▶ [Task description] In the listing below, locate the lines that hold the string "Loaded". Copy those lines.
━━ Provided data ━━
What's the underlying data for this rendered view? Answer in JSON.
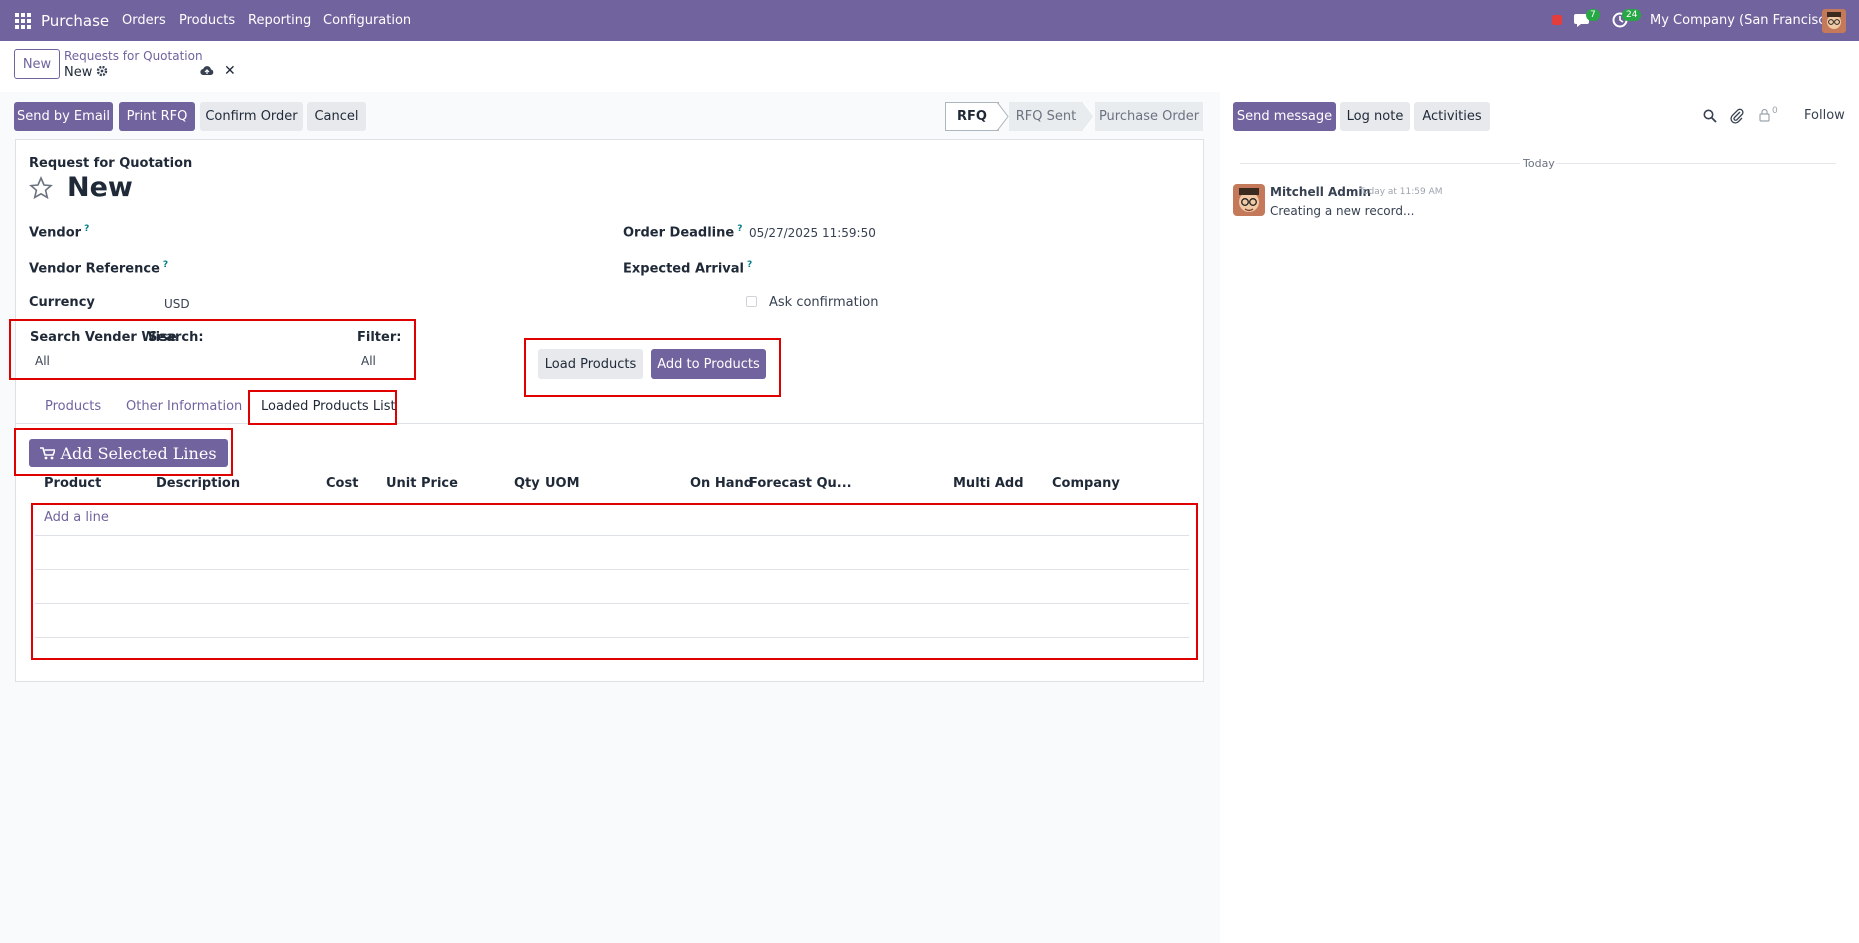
{
  "topbar": {
    "app_name": "Purchase",
    "menu": [
      "Orders",
      "Products",
      "Reporting",
      "Configuration"
    ],
    "messages_count": "7",
    "activities_count": "24",
    "company": "My Company (San Francisco)"
  },
  "control": {
    "new_label": "New",
    "breadcrumb_parent": "Requests for Quotation",
    "breadcrumb_current": "New"
  },
  "actions": {
    "send_email": "Send by Email",
    "print_rfq": "Print RFQ",
    "confirm_order": "Confirm Order",
    "cancel": "Cancel"
  },
  "statusbar": {
    "stages": [
      "RFQ",
      "RFQ Sent",
      "Purchase Order"
    ],
    "active": "RFQ"
  },
  "form": {
    "subtitle": "Request for Quotation",
    "title": "New",
    "vendor_label": "Vendor",
    "vendor_ref_label": "Vendor Reference",
    "currency_label": "Currency",
    "currency_value": "USD",
    "order_deadline_label": "Order Deadline",
    "order_deadline_value": "05/27/2025 11:59:50",
    "expected_arrival_label": "Expected Arrival",
    "ask_confirmation_label": "Ask confirmation",
    "search_vendor_label": "Search Vender Wise",
    "search_label": "Search:",
    "search_value": "All",
    "filter_label": "Filter:",
    "filter_value": "All",
    "load_products": "Load Products",
    "add_to_products": "Add to Products"
  },
  "tabs": [
    "Products",
    "Other Information",
    "Loaded Products List"
  ],
  "active_tab": "Loaded Products List",
  "list": {
    "add_selected": "Add Selected Lines",
    "columns": [
      "Product",
      "Description",
      "Cost",
      "Unit Price",
      "Qty",
      "UOM",
      "On Hand",
      "Forecast Qu...",
      "Multi Add",
      "Company"
    ],
    "add_line": "Add a line"
  },
  "chatter": {
    "send_message": "Send message",
    "log_note": "Log note",
    "activities": "Activities",
    "follower_count": "0",
    "follow": "Follow",
    "date_separator": "Today",
    "author": "Mitchell Admin",
    "timestamp": "Today at 11:59 AM",
    "message": "Creating a new record..."
  },
  "colors": {
    "brand": "#71639e",
    "highlight": "#e00000"
  }
}
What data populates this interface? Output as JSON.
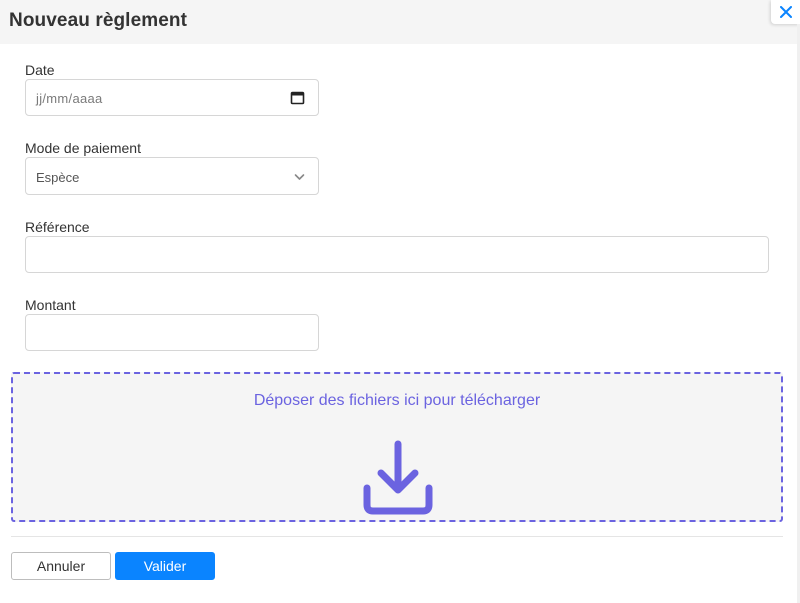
{
  "modal": {
    "title": "Nouveau règlement"
  },
  "form": {
    "date": {
      "label": "Date",
      "placeholder": "jj/mm/aaaa",
      "value": ""
    },
    "payment_mode": {
      "label": "Mode de paiement",
      "selected": "Espèce"
    },
    "reference": {
      "label": "Référence",
      "value": ""
    },
    "amount": {
      "label": "Montant",
      "value": ""
    }
  },
  "dropzone": {
    "text": "Déposer des fichiers ici pour télécharger"
  },
  "footer": {
    "cancel_label": "Annuler",
    "submit_label": "Valider"
  },
  "icons": {
    "close": "close-icon",
    "calendar": "calendar-icon",
    "chevron": "chevron-down-icon",
    "upload": "download-tray-icon"
  },
  "colors": {
    "accent": "#6b63e0",
    "primary_button": "#0a84ff",
    "close_icon": "#0a84ff",
    "header_bg": "#f5f5f5"
  }
}
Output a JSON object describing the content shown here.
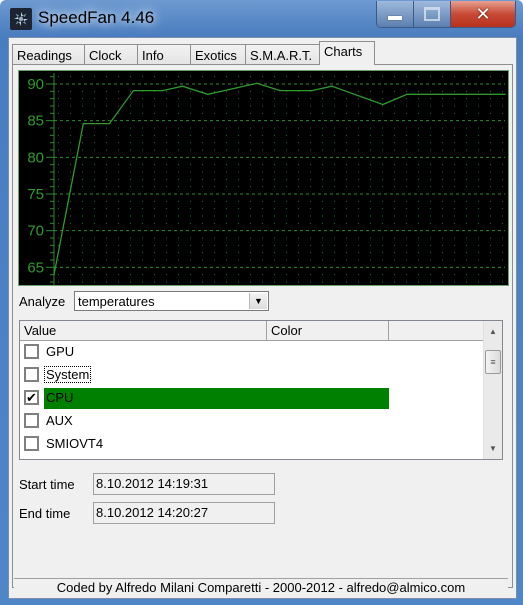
{
  "window": {
    "title": "SpeedFan 4.46",
    "icon": "fan-icon",
    "controls": {
      "minimize": "minimize-icon",
      "maximize": "maximize-icon",
      "close": "close-icon"
    }
  },
  "tabs": [
    {
      "label": "Readings",
      "active": false
    },
    {
      "label": "Clock",
      "active": false
    },
    {
      "label": "Info",
      "active": false
    },
    {
      "label": "Exotics",
      "active": false
    },
    {
      "label": "S.M.A.R.T.",
      "active": false
    },
    {
      "label": "Charts",
      "active": true
    }
  ],
  "chart_data": {
    "type": "line",
    "title": "",
    "xlabel": "",
    "ylabel": "",
    "ylim": [
      63,
      91.5
    ],
    "yticks": [
      "90",
      "85",
      "80",
      "75",
      "70",
      "65"
    ],
    "grid": true,
    "background": "#000000",
    "line_color": "#2e9a2e",
    "series": [
      {
        "name": "CPU",
        "x": [
          0,
          6.5,
          12.3,
          17.6,
          24.1,
          28.5,
          34.1,
          45.0,
          50.1,
          57.2,
          61.6,
          72.9,
          78.3,
          100
        ],
        "values": [
          64,
          84.6,
          84.6,
          89.1,
          89.1,
          89.7,
          88.6,
          90.1,
          89.1,
          89.1,
          89.7,
          87.2,
          88.6,
          88.6
        ]
      }
    ]
  },
  "analyze": {
    "label": "Analyze",
    "selected": "temperatures"
  },
  "list": {
    "columns": [
      "Value",
      "Color",
      ""
    ],
    "items": [
      {
        "label": "GPU",
        "checked": false,
        "color": ""
      },
      {
        "label": "System",
        "checked": false,
        "color": "",
        "focused": true
      },
      {
        "label": "CPU",
        "checked": true,
        "color": "#008000"
      },
      {
        "label": "AUX",
        "checked": false,
        "color": ""
      },
      {
        "label": "SMIOVT4",
        "checked": false,
        "color": ""
      }
    ],
    "check_glyph": "✔"
  },
  "times": {
    "start_label": "Start time",
    "start_value": "8.10.2012 14:19:31",
    "end_label": "End time",
    "end_value": "8.10.2012 14:20:27"
  },
  "footer": {
    "text": "Coded by Alfredo Milani Comparetti - 2000-2012 - alfredo@almico.com"
  }
}
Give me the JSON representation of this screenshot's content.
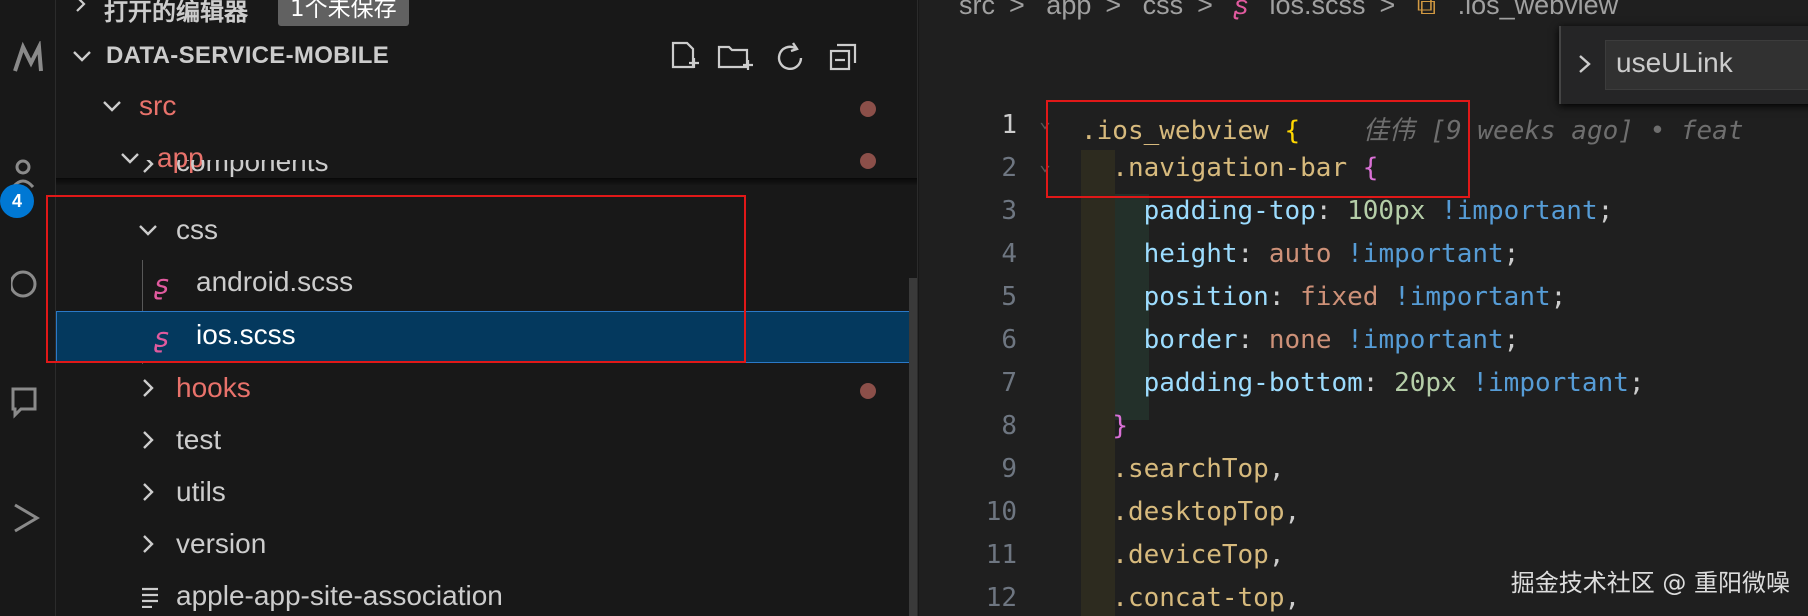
{
  "activity_bar": {
    "icons": [
      "source-control-icon",
      "accounts-icon",
      "search-icon",
      "comments-icon",
      "run-icon"
    ],
    "badge": "4"
  },
  "sidebar": {
    "open_editors_label": "打开的编辑器",
    "unsaved_badge": "1个未保存",
    "project_title": "DATA-SERVICE-MOBILE",
    "toolbar": [
      "new-file-icon",
      "new-folder-icon",
      "refresh-icon",
      "collapse-all-icon"
    ],
    "tree": [
      {
        "label": "src",
        "kind": "folder",
        "expanded": true,
        "modified": true
      },
      {
        "label": "app",
        "kind": "folder",
        "expanded": true,
        "modified": true
      },
      {
        "label": "components",
        "kind": "folder",
        "expanded": false,
        "modified": false
      },
      {
        "label": "css",
        "kind": "folder",
        "expanded": true,
        "modified": false
      },
      {
        "label": "android.scss",
        "kind": "scss",
        "modified": false
      },
      {
        "label": "ios.scss",
        "kind": "scss",
        "selected": true,
        "modified": false
      },
      {
        "label": "hooks",
        "kind": "folder",
        "expanded": false,
        "modified": true
      },
      {
        "label": "test",
        "kind": "folder",
        "expanded": false,
        "modified": false
      },
      {
        "label": "utils",
        "kind": "folder",
        "expanded": false,
        "modified": false
      },
      {
        "label": "version",
        "kind": "folder",
        "expanded": false,
        "modified": false
      },
      {
        "label": "apple-app-site-association",
        "kind": "file",
        "modified": false
      }
    ]
  },
  "editor": {
    "breadcrumb": [
      "src",
      "app",
      "css",
      "ios.scss",
      ".ios_webview"
    ],
    "find_input_value": "useULink",
    "blame": "佳伟 [9 weeks ago] • feat",
    "lines": [
      {
        "n": "1",
        "tokens": [
          [
            ".ios_webview ",
            "sel"
          ],
          [
            "{",
            "brace1"
          ]
        ]
      },
      {
        "n": "2",
        "tokens": [
          [
            "  .navigation-bar ",
            "sel"
          ],
          [
            "{",
            "brace2"
          ]
        ]
      },
      {
        "n": "3",
        "tokens": [
          [
            "    padding-top",
            "prop"
          ],
          [
            ": ",
            "punct"
          ],
          [
            "100px",
            "num"
          ],
          [
            " !important",
            "imp"
          ],
          [
            ";",
            "punct"
          ]
        ]
      },
      {
        "n": "4",
        "tokens": [
          [
            "    height",
            "prop"
          ],
          [
            ": ",
            "punct"
          ],
          [
            "auto",
            "kw"
          ],
          [
            " !important",
            "imp"
          ],
          [
            ";",
            "punct"
          ]
        ]
      },
      {
        "n": "5",
        "tokens": [
          [
            "    position",
            "prop"
          ],
          [
            ": ",
            "punct"
          ],
          [
            "fixed",
            "kw"
          ],
          [
            " !important",
            "imp"
          ],
          [
            ";",
            "punct"
          ]
        ]
      },
      {
        "n": "6",
        "tokens": [
          [
            "    border",
            "prop"
          ],
          [
            ": ",
            "punct"
          ],
          [
            "none",
            "kw"
          ],
          [
            " !important",
            "imp"
          ],
          [
            ";",
            "punct"
          ]
        ]
      },
      {
        "n": "7",
        "tokens": [
          [
            "    padding-bottom",
            "prop"
          ],
          [
            ": ",
            "punct"
          ],
          [
            "20px",
            "num"
          ],
          [
            " !important",
            "imp"
          ],
          [
            ";",
            "punct"
          ]
        ]
      },
      {
        "n": "8",
        "tokens": [
          [
            "  ",
            "punct"
          ],
          [
            "}",
            "brace2"
          ]
        ]
      },
      {
        "n": "9",
        "tokens": [
          [
            "  .searchTop",
            "sel"
          ],
          [
            ",",
            "punct"
          ]
        ]
      },
      {
        "n": "10",
        "tokens": [
          [
            "  .desktopTop",
            "sel"
          ],
          [
            ",",
            "punct"
          ]
        ]
      },
      {
        "n": "11",
        "tokens": [
          [
            "  .deviceTop",
            "sel"
          ],
          [
            ",",
            "punct"
          ]
        ]
      },
      {
        "n": "12",
        "tokens": [
          [
            "  .concat-top",
            "sel"
          ],
          [
            ",",
            "punct"
          ]
        ]
      }
    ]
  },
  "watermark": "掘金技术社区 @ 重阳微噪"
}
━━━
▶ [Reply]
    "Loaded Products List"
  "active_tab": "Loaded Products List",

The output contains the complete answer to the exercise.